=== Provided data ===

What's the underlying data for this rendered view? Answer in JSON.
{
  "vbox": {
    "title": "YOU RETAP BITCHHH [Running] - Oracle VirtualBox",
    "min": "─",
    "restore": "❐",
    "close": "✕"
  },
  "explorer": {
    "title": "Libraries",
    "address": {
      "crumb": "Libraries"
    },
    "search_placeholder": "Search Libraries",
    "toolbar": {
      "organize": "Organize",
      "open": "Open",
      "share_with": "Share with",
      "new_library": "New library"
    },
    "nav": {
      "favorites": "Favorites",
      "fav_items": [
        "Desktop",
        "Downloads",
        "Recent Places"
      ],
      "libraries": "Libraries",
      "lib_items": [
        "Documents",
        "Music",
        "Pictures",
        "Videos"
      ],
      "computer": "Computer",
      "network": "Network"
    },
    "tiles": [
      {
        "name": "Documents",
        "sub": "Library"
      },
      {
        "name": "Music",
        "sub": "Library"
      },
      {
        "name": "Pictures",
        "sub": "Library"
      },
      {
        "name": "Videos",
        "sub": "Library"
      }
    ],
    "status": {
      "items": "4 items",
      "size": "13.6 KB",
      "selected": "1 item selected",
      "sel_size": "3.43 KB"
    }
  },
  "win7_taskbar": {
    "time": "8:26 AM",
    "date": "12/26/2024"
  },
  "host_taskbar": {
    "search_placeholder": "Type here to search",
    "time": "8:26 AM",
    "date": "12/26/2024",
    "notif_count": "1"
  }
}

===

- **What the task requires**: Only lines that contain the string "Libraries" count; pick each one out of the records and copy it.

- **Response to the exercise**:
    "title": "Libraries",
      "crumb": "Libraries"
    "search_placeholder": "Search Libraries",
      "libraries": "Libraries",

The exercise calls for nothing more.